Is Your Customer Chair Green?

On our hangout Designing to Solve Consumer-driven Problems” last week, Beth Mercurio, shared that Symmons keeps a green chair in every conference room that represents the customer. The chair serves as a physical reminder to keep the customer in mind during every conversation. No one is allowed to sit in the chair, unless they are of course, the customer.

Does your company have a green chair? Does it have a way to ensure that the customer is always a part of the design conversation?

If not, keep reading. Last week’s hangout provided some interesting insights into why keeping the customer at the center will allow you to better understand the problems at hand.

Our panelists included:

UNITEDHEALTH GROUP (Optum) – Ed Boudrot, VP of Product Management

SYMMONS INDUSTRIES – Beth Mercurio, Director of Strategic Initiatives

CAPITAL FACTORY –  Michael Morton, Mentor

What Are Your Customer’s “Key Moments”?

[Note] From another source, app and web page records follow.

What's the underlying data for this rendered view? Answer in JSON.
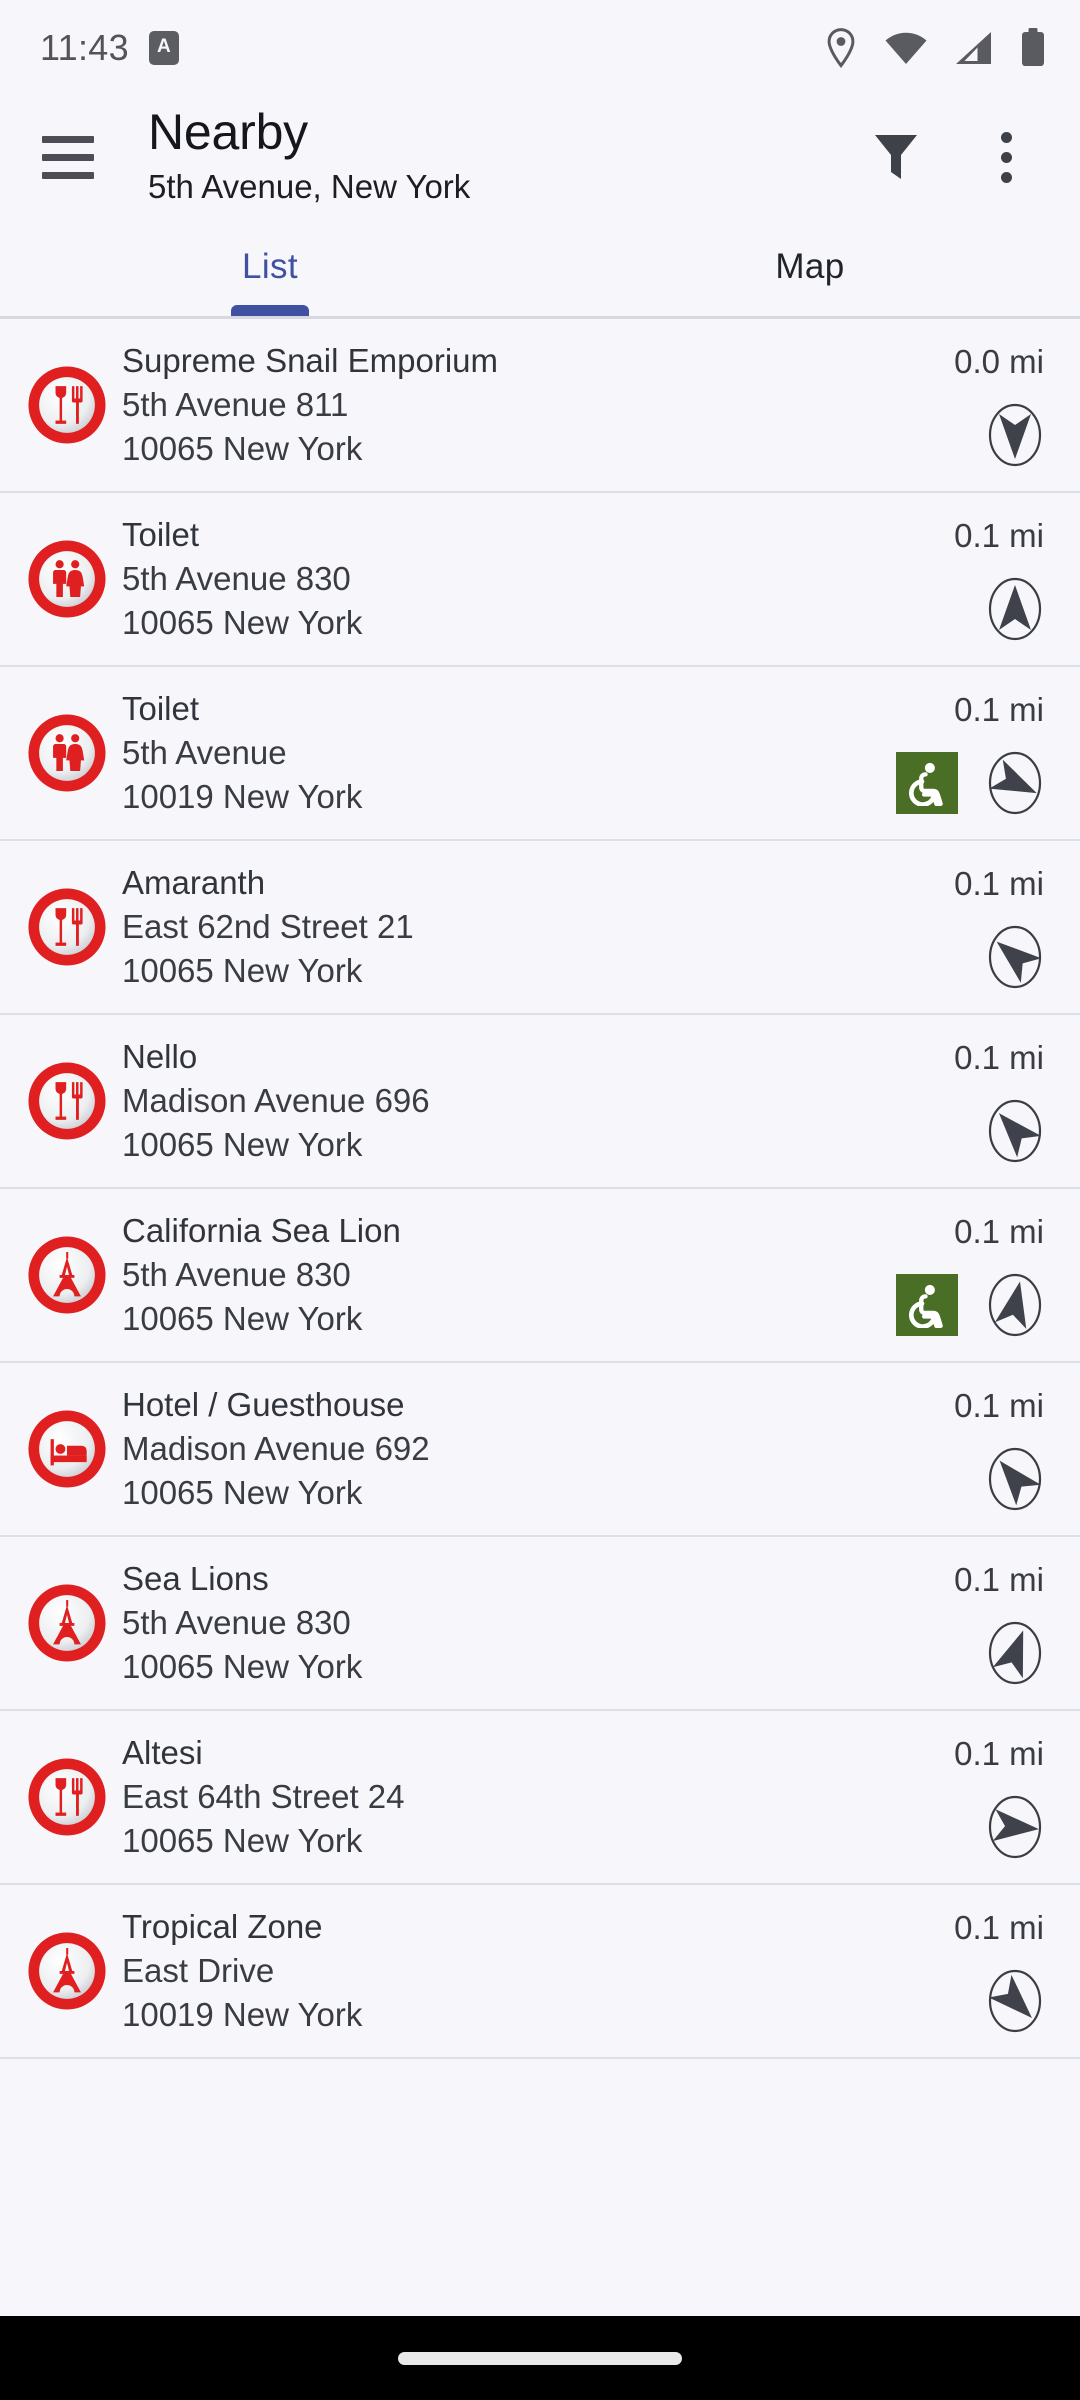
{
  "status_bar": {
    "clock": "11:43",
    "notification_badge": "A",
    "icons": [
      "location-pin-icon",
      "wifi-icon",
      "cell-signal-icon",
      "battery-icon"
    ]
  },
  "app_bar": {
    "menu_icon": "hamburger-menu-icon",
    "title": "Nearby",
    "subtitle": "5th Avenue, New York",
    "filter_icon": "filter-icon",
    "overflow_icon": "overflow-menu-icon"
  },
  "tabs": {
    "active_index": 0,
    "items": [
      {
        "label": "List"
      },
      {
        "label": "Map"
      }
    ],
    "active_color": "#3f51a0",
    "inactive_color": "#22242c"
  },
  "colors": {
    "background": "#f6f6fb",
    "accent": "#3f51a0",
    "poi_red": "#e02020",
    "accessible_green": "#4a6e25",
    "divider": "#dfe0e7"
  },
  "list": {
    "items": [
      {
        "name": "Supreme Snail Emporium",
        "street": "5th Avenue 811",
        "city": "10065 New York",
        "distance": "0.0 mi",
        "category_icon": "restaurant-icon",
        "accessible": false,
        "bearing_deg": 180
      },
      {
        "name": "Toilet",
        "street": "5th Avenue 830",
        "city": "10065 New York",
        "distance": "0.1 mi",
        "category_icon": "toilet-icon",
        "accessible": false,
        "bearing_deg": 0
      },
      {
        "name": "Toilet",
        "street": "5th Avenue",
        "city": "10019 New York",
        "distance": "0.1 mi",
        "category_icon": "toilet-icon",
        "accessible": true,
        "bearing_deg": 115
      },
      {
        "name": "Amaranth",
        "street": "East 62nd Street 21",
        "city": "10065 New York",
        "distance": "0.1 mi",
        "category_icon": "restaurant-icon",
        "accessible": false,
        "bearing_deg": 310
      },
      {
        "name": "Nello",
        "street": "Madison Avenue 696",
        "city": "10065 New York",
        "distance": "0.1 mi",
        "category_icon": "restaurant-icon",
        "accessible": false,
        "bearing_deg": 318
      },
      {
        "name": "California Sea Lion",
        "street": "5th Avenue 830",
        "city": "10065 New York",
        "distance": "0.1 mi",
        "category_icon": "attraction-icon",
        "accessible": true,
        "bearing_deg": 12
      },
      {
        "name": "Hotel / Guesthouse",
        "street": "Madison Avenue 692",
        "city": "10065 New York",
        "distance": "0.1 mi",
        "category_icon": "hotel-icon",
        "accessible": false,
        "bearing_deg": 320
      },
      {
        "name": "Sea Lions",
        "street": "5th Avenue 830",
        "city": "10065 New York",
        "distance": "0.1 mi",
        "category_icon": "attraction-icon",
        "accessible": false,
        "bearing_deg": 20
      },
      {
        "name": "Altesi",
        "street": "East 64th Street 24",
        "city": "10065 New York",
        "distance": "0.1 mi",
        "category_icon": "restaurant-icon",
        "accessible": false,
        "bearing_deg": 95
      },
      {
        "name": "Tropical Zone",
        "street": "East Drive",
        "city": "10019 New York",
        "distance": "0.1 mi",
        "category_icon": "attraction-icon",
        "accessible": false,
        "bearing_deg": 135
      }
    ]
  },
  "nav_bar": {
    "gesture_pill": "home-gesture-pill"
  }
}
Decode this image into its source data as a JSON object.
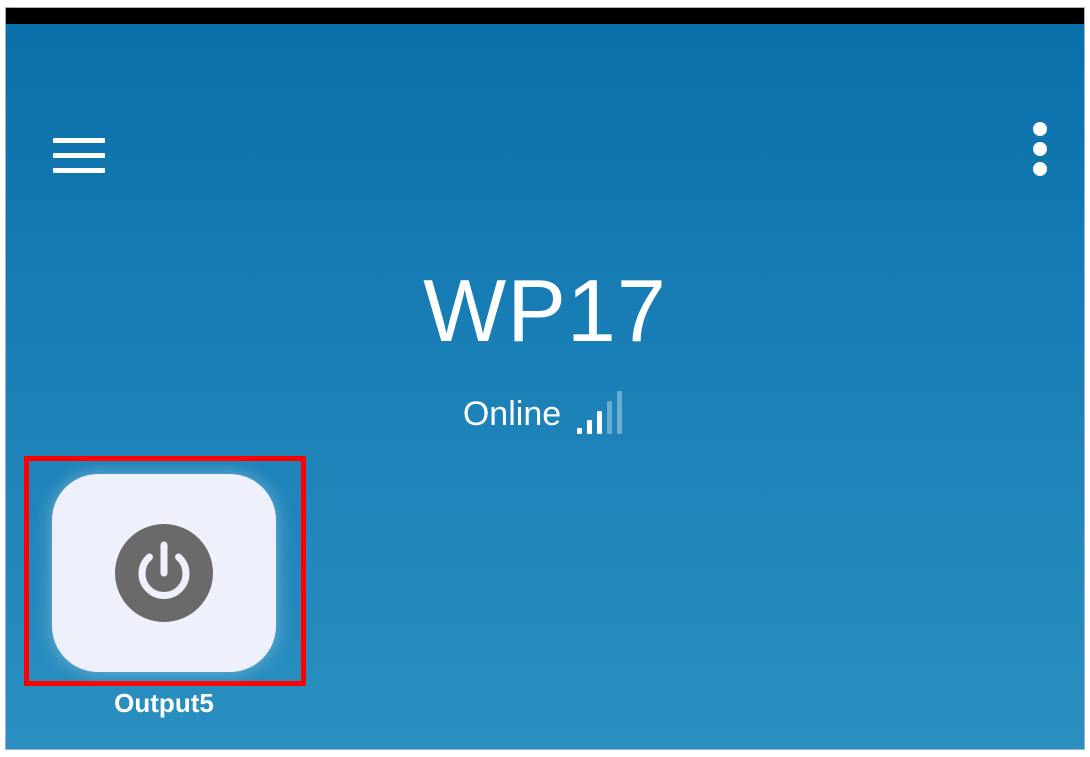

Our conversations, given the topic at hand, centered around how to keep your customer at the forefront of your design process. With new and exciting technologies popping up, it’s easy to get excited by a gadget. But remember, designing products for technology sake will leave you with a less than desirable product. What you need is to keep the customer key moments in mind.

Key moments allow for you to focus on a customer’s pain point, and as Ed Boudrot of UnitedHealth Group points out, it allows to you implement technologies in meaningful ways. When management at UnitedHealth Group wanted to bring Google Glasses into the patient-doctor experience, Ed was game. But, he wanted to do so in a meaningful way.

After observing and talking with several doctors, the Optum team at UnitedHealth Group observed and heard about the “wasted moments,” specifically, when doctors were walking to see patients.

This was the moment for innovation. Ed’s group used the Google Glasses to help display upcoming patient information to the doctor as they walked to see each patient. The result was a more informed doctor who could then personalize the patient experience. A win all around.

In reiterating this story to our hangout participants, Ed reminded us that practitioners should ask themselves:

Who are you serving?

What is their journey?

What are the key moments?

How can we apply technology to the problem?

Then Beth of Symmons talked about understanding “who you serve” and probing deeply by asking open ended questions to delve further into the jobs-to-be-done. For example, ask “So tell me about your day?” which can then lead to what the person loves, does not love, what jobs they do that may cause anxiety or frustration. Then once you find the level of consistency across your customer base, the “aha” moment should bring you to ask yourself, “Is this something I can solve for?” This first discovery is a great place to start because you know the customer will see value in something you have heard from them that they need.

Iteration, It’s Not Just For Products.

Iteration, both on the product level and through research gives you an opportunity to constantly keep your customer at the center of your process. Beth uses ethnographic research to help gather customer feedback at each stage of the research process. You need to be open to iterating to ensure you have the best solution for your customer. She says, “Customization and personalization are becoming the cost of entry. You have to truly understand what is valuable to your customer…You must have enough interactions with the customer in their environment to understand how they will see value and how they want to experience things. The value needs to be super clear so they will buy your product or service.”

Ed of UnitedHealth Group reinforced that iterating is critical to success. Ed and Michael of Capital Factory agreed that you do need to be sure and plan for iterating because iterating can take time and resources that may not otherwise be accounted for. So setting up budgets and resources planning for iterating will help you to get the best product or service to the marketplace.

Do You Have a “Learner’s Mind”?

Ed reminded us to keep an open mind when solving a customer problem.  He said to be sure innovation teams are focused on the design statement, as opposed to one specific objective. This allows you to truly understand and see from a customer’s point of view.

He gave a great example using people who want to lose weight. He said “the first thing that may come to mind is to send them a scale to help solve the problem so they know if they are gaining weight. But we did ethnographic research and found out that people hate their scale. After deep synthesis and analysis, we uncovered that they wanted a coach.”

Beth reminded us to be sure companies are not talking to themselves. They must talk to the user, and do so repeatedly. She reinforced that customer journeys evolve as customers change s you need to have check ins. It is not one and done.

Michael of Capital Factory reminded us of the importance of iterating, testing, observing, too. Beth said that there will be more opportunities for disruptive innovation as the world becomes so much more technologically advanced. Yet even though we have moved to a more technologically driven world, we must keep our customer in the forefront when designing the next great product.

You just may need the green chair or “customer seat at the table” like Symmons has.

Listen in for more on our hangout  “Designing to Solve Consumer-driven Problems”.

Gretchen Hoffman

Posted By: 

Gretchen Hoffman

VP Marketing